Aim of the exercise - Skip the pictures and repeat each line of the data exactly.

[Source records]
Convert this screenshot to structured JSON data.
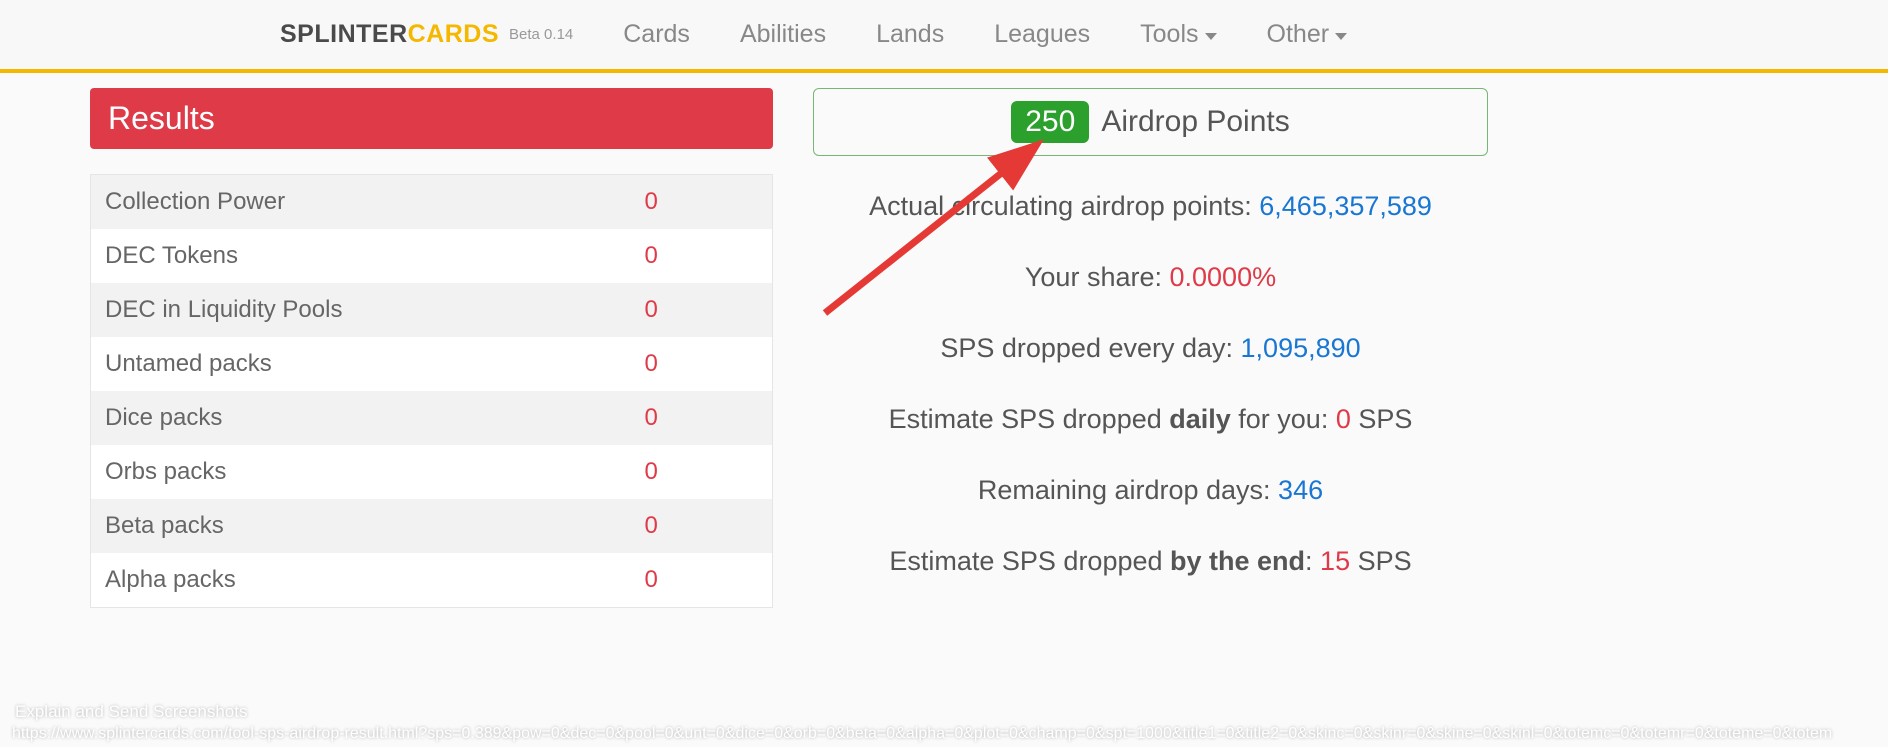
{
  "logo": {
    "part1": "SPLINTER",
    "part2": "CARDS",
    "beta": "Beta 0.14"
  },
  "nav": {
    "cards": "Cards",
    "abilities": "Abilities",
    "lands": "Lands",
    "leagues": "Leagues",
    "tools": "Tools",
    "other": "Other"
  },
  "results": {
    "header": "Results",
    "rows": [
      {
        "label": "Collection Power",
        "value": "0"
      },
      {
        "label": "DEC Tokens",
        "value": "0"
      },
      {
        "label": "DEC in Liquidity Pools",
        "value": "0"
      },
      {
        "label": "Untamed packs",
        "value": "0"
      },
      {
        "label": "Dice packs",
        "value": "0"
      },
      {
        "label": "Orbs packs",
        "value": "0"
      },
      {
        "label": "Beta packs",
        "value": "0"
      },
      {
        "label": "Alpha packs",
        "value": "0"
      }
    ]
  },
  "airdrop": {
    "badge": "250",
    "label": "Airdrop Points"
  },
  "stats": {
    "circulating_label": "Actual circulating airdrop points: ",
    "circulating_value": "6,465,357,589",
    "share_label": "Your share: ",
    "share_value": "0.0000%",
    "sps_daily_label": "SPS dropped every day: ",
    "sps_daily_value": "1,095,890",
    "estimate_daily_prefix": "Estimate SPS dropped ",
    "estimate_daily_bold": "daily",
    "estimate_daily_mid": " for you: ",
    "estimate_daily_value": "0",
    "estimate_daily_suffix": " SPS",
    "remaining_label": "Remaining airdrop days: ",
    "remaining_value": "346",
    "estimate_end_prefix": "Estimate SPS dropped ",
    "estimate_end_bold": "by the end",
    "estimate_end_mid": ": ",
    "estimate_end_value": "15",
    "estimate_end_suffix": " SPS"
  },
  "overlay": {
    "line1": "Explain and Send Screenshots",
    "line2": "https://www.splintercards.com/tool-sps-airdrop-result.html?sps=0.389&pow=0&dec=0&pool=0&unt=0&dice=0&orb=0&beta=0&alpha=0&plot=0&champ=0&spt=1000&title1=0&title2=0&skinc=0&skinr=0&skine=0&skinl=0&totemc=0&totemr=0&toteme=0&totem"
  }
}
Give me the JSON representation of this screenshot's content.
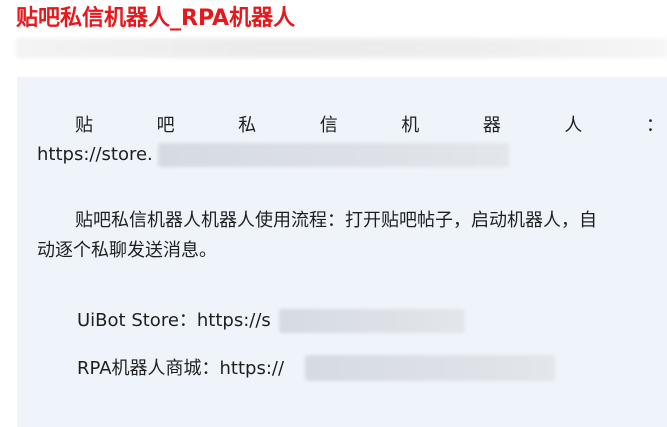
{
  "article": {
    "title": "贴吧私信机器人_RPA机器人",
    "intro_chars": [
      "贴",
      "吧",
      "私",
      "信",
      "机",
      "器",
      "人",
      "："
    ],
    "intro_url": "https://store.",
    "usage_line1": "贴吧私信机器人机器人使用流程：打开贴吧帖子，启动机器人，自",
    "usage_line2": "动逐个私聊发送消息。",
    "uibot_store_text": "UiBot Store：https://s",
    "rpa_store_text": "RPA机器人商城：https://"
  },
  "colors": {
    "title": "#e8171b",
    "content_background": "#eef4fa",
    "text": "#1f1f1f"
  }
}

Answer box -
Convert this screenshot to structured JSON data.
{
  "logo": {
    "part1": "SPLINTER",
    "part2": "CARDS",
    "beta": "Beta 0.14"
  },
  "nav": {
    "cards": "Cards",
    "abilities": "Abilities",
    "lands": "Lands",
    "leagues": "Leagues",
    "tools": "Tools",
    "other": "Other"
  },
  "results": {
    "header": "Results",
    "rows": [
      {
        "label": "Collection Power",
        "value": "0"
      },
      {
        "label": "DEC Tokens",
        "value": "0"
      },
      {
        "label": "DEC in Liquidity Pools",
        "value": "0"
      },
      {
        "label": "Untamed packs",
        "value": "0"
      },
      {
        "label": "Dice packs",
        "value": "0"
      },
      {
        "label": "Orbs packs",
        "value": "0"
      },
      {
        "label": "Beta packs",
        "value": "0"
      },
      {
        "label": "Alpha packs",
        "value": "0"
      }
    ]
  },
  "airdrop": {
    "badge": "250",
    "label": "Airdrop Points"
  },
  "stats": {
    "circulating_label": "Actual circulating airdrop points: ",
    "circulating_value": "6,465,357,589",
    "share_label": "Your share: ",
    "share_value": "0.0000%",
    "sps_daily_label": "SPS dropped every day: ",
    "sps_daily_value": "1,095,890",
    "estimate_daily_prefix": "Estimate SPS dropped ",
    "estimate_daily_bold": "daily",
    "estimate_daily_mid": " for you: ",
    "estimate_daily_value": "0",
    "estimate_daily_suffix": " SPS",
    "remaining_label": "Remaining airdrop days: ",
    "remaining_value": "346",
    "estimate_end_prefix": "Estimate SPS dropped ",
    "estimate_end_bold": "by the end",
    "estimate_end_mid": ": ",
    "estimate_end_value": "15",
    "estimate_end_suffix": " SPS"
  },
  "overlay": {
    "line1": "Explain and Send Screenshots",
    "line2": "https://www.splintercards.com/tool-sps-airdrop-result.html?sps=0.389&pow=0&dec=0&pool=0&unt=0&dice=0&orb=0&beta=0&alpha=0&plot=0&champ=0&spt=1000&title1=0&title2=0&skinc=0&skinr=0&skine=0&skinl=0&totemc=0&totemr=0&toteme=0&totem"
  }
}
Give me the JSON representation of this screenshot's content.
{
  "article": {
    "title": "贴吧私信机器人_RPA机器人",
    "intro_chars": [
      "贴",
      "吧",
      "私",
      "信",
      "机",
      "器",
      "人",
      "："
    ],
    "intro_url": "https://store.",
    "usage_line1": "贴吧私信机器人机器人使用流程：打开贴吧帖子，启动机器人，自",
    "usage_line2": "动逐个私聊发送消息。",
    "uibot_store_text": "UiBot Store：https://s",
    "rpa_store_text": "RPA机器人商城：https://"
  },
  "colors": {
    "title": "#e8171b",
    "content_background": "#eef4fa",
    "text": "#1f1f1f"
  }
}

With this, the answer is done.